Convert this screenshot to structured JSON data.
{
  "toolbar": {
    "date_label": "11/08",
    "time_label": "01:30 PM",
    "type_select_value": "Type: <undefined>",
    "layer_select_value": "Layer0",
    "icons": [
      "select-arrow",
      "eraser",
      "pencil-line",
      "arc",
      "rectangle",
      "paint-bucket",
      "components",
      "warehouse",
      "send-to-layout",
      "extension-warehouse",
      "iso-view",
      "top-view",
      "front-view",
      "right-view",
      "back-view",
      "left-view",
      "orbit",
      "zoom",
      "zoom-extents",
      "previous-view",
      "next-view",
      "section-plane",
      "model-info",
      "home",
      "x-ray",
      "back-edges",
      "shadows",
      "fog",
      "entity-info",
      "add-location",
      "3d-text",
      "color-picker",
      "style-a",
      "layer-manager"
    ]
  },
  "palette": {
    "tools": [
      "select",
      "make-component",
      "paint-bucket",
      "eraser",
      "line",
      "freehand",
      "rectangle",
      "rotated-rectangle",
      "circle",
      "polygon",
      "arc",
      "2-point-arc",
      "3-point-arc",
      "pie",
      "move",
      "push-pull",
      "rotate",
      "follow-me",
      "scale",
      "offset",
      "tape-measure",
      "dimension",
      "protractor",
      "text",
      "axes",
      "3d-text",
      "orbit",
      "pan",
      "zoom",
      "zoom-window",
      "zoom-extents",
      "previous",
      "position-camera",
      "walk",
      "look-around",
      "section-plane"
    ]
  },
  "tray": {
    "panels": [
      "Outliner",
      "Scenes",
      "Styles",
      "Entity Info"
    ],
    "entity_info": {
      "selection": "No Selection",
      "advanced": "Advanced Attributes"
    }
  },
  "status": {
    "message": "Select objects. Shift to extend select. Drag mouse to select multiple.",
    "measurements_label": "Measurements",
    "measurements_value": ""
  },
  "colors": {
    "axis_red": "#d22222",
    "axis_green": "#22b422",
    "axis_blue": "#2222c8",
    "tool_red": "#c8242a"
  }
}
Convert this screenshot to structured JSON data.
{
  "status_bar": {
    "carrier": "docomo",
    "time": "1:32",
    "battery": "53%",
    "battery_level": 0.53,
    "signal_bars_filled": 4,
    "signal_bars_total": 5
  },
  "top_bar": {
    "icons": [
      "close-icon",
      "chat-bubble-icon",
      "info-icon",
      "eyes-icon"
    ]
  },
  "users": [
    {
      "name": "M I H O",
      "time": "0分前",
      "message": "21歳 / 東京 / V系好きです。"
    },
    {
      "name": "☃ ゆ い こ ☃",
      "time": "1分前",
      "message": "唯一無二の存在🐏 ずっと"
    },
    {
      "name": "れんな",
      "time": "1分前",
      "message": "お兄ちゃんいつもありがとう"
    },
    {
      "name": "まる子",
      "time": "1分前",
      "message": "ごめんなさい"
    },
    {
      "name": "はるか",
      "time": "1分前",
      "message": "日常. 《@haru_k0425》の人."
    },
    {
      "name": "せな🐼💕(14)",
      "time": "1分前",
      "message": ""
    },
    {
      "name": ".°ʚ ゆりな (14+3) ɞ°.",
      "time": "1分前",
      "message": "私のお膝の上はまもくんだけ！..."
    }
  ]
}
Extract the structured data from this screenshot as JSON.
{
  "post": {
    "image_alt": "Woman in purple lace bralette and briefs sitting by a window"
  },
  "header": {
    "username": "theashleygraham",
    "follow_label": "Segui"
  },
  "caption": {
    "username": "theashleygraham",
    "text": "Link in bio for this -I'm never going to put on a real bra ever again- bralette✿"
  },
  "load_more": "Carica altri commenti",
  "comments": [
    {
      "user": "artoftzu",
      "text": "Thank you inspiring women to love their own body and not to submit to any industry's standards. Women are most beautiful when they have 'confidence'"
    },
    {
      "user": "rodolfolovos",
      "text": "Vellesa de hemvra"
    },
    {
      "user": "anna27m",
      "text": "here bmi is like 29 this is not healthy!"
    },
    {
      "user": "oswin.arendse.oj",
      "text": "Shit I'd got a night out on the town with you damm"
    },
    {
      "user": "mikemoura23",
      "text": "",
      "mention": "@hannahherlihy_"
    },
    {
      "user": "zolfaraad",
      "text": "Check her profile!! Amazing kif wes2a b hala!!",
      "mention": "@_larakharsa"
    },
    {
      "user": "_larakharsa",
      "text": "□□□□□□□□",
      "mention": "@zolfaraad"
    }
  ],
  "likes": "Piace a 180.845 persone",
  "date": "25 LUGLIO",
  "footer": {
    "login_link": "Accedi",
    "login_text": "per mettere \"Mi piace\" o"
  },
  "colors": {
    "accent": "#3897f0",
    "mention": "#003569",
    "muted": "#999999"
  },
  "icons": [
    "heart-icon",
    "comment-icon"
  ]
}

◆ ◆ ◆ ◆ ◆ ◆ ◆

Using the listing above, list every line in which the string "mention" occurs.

> _RESPONSE TO THIS TASK_
      "mention": "@hannahherlihy_"
      "mention": "@_larakharsa"
      "mention": "@zolfaraad"
    "mention": "#003569",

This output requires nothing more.